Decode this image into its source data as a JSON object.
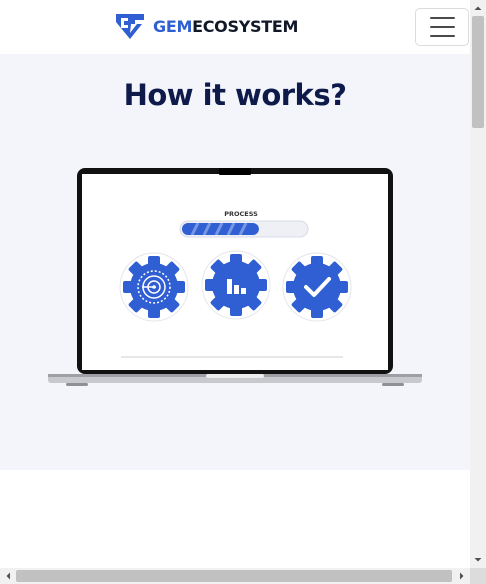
{
  "navbar": {
    "brand_part1": "GEM",
    "brand_part2": "ECOSYSTEM",
    "logo_icon": "gem-shield-logo-icon",
    "menu_icon": "hamburger-menu-icon"
  },
  "hero": {
    "title": "How it works?",
    "illustration": {
      "process_label": "PROCESS",
      "progress": 0.62,
      "icons": [
        "target-gear-icon",
        "bar-chart-gear-icon",
        "checkmark-gear-icon"
      ]
    }
  },
  "colors": {
    "brand_blue": "#2f5fd3",
    "heading_navy": "#0e1a4a",
    "section_bg": "#f3f5fb"
  },
  "scrollbars": {
    "vertical_icons": [
      "scroll-up-arrow-icon",
      "scroll-down-arrow-icon"
    ],
    "horizontal_icons": [
      "scroll-left-arrow-icon",
      "scroll-right-arrow-icon"
    ]
  }
}
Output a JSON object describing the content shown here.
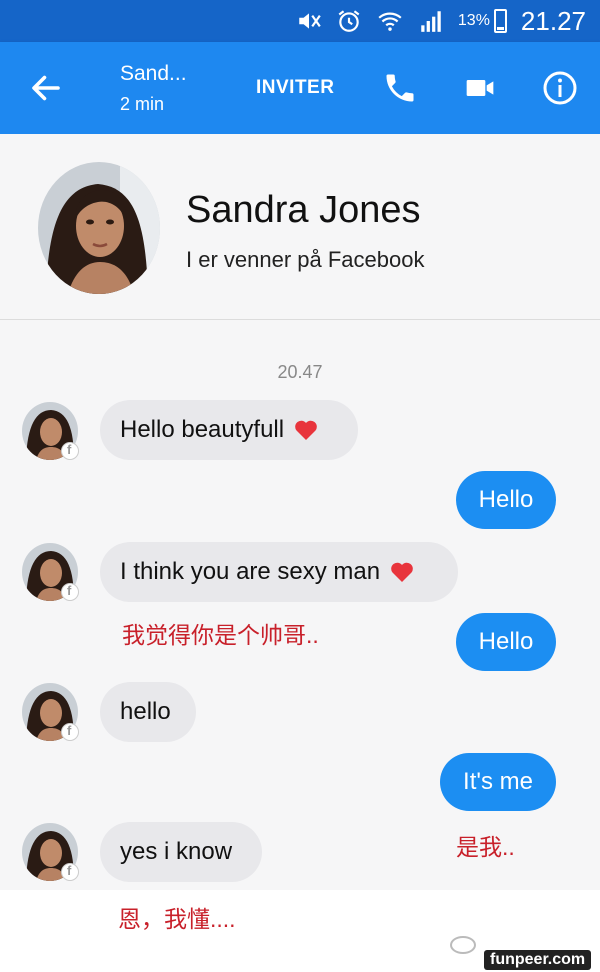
{
  "status_bar": {
    "icons": [
      "mute-icon",
      "alarm-icon",
      "wifi-icon",
      "signal-icon",
      "battery-icon"
    ],
    "battery": "13%",
    "time": "21.27"
  },
  "header": {
    "contact_name": "Sand...",
    "last_active": "2 min",
    "invite_label": "INVITER",
    "icons": [
      "back-arrow-icon",
      "phone-icon",
      "video-camera-icon",
      "info-icon"
    ]
  },
  "profile": {
    "name": "Sandra Jones",
    "subtitle": "I er venner på Facebook"
  },
  "conversation": {
    "timestamp": "20.47",
    "messages": [
      {
        "from": "them",
        "text": "Hello beautyfull",
        "emoji": "heart"
      },
      {
        "from": "me",
        "text": "Hello"
      },
      {
        "from": "them",
        "text": "I think you are sexy man",
        "emoji": "heart"
      },
      {
        "from": "me",
        "text": "Hello"
      },
      {
        "from": "them",
        "text": "hello"
      },
      {
        "from": "me",
        "text": "It's me"
      },
      {
        "from": "them",
        "text": "yes i know"
      }
    ],
    "annotations": [
      "我觉得你是个帅哥..",
      "是我..",
      "恩，我懂...."
    ]
  },
  "watermark": "funpeer.com",
  "colors": {
    "status_bar": "#1565c8",
    "app_bar": "#1e88f0",
    "outgoing_bubble": "#1c8ef2",
    "incoming_bubble": "#e8e8eb",
    "annotation": "#c8202a",
    "heart": "#e8343c"
  }
}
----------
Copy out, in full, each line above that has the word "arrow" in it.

      "scroll-up-arrow-icon",
      "scroll-down-arrow-icon"
      "scroll-left-arrow-icon",
      "scroll-right-arrow-icon"
      "back-arrow-icon",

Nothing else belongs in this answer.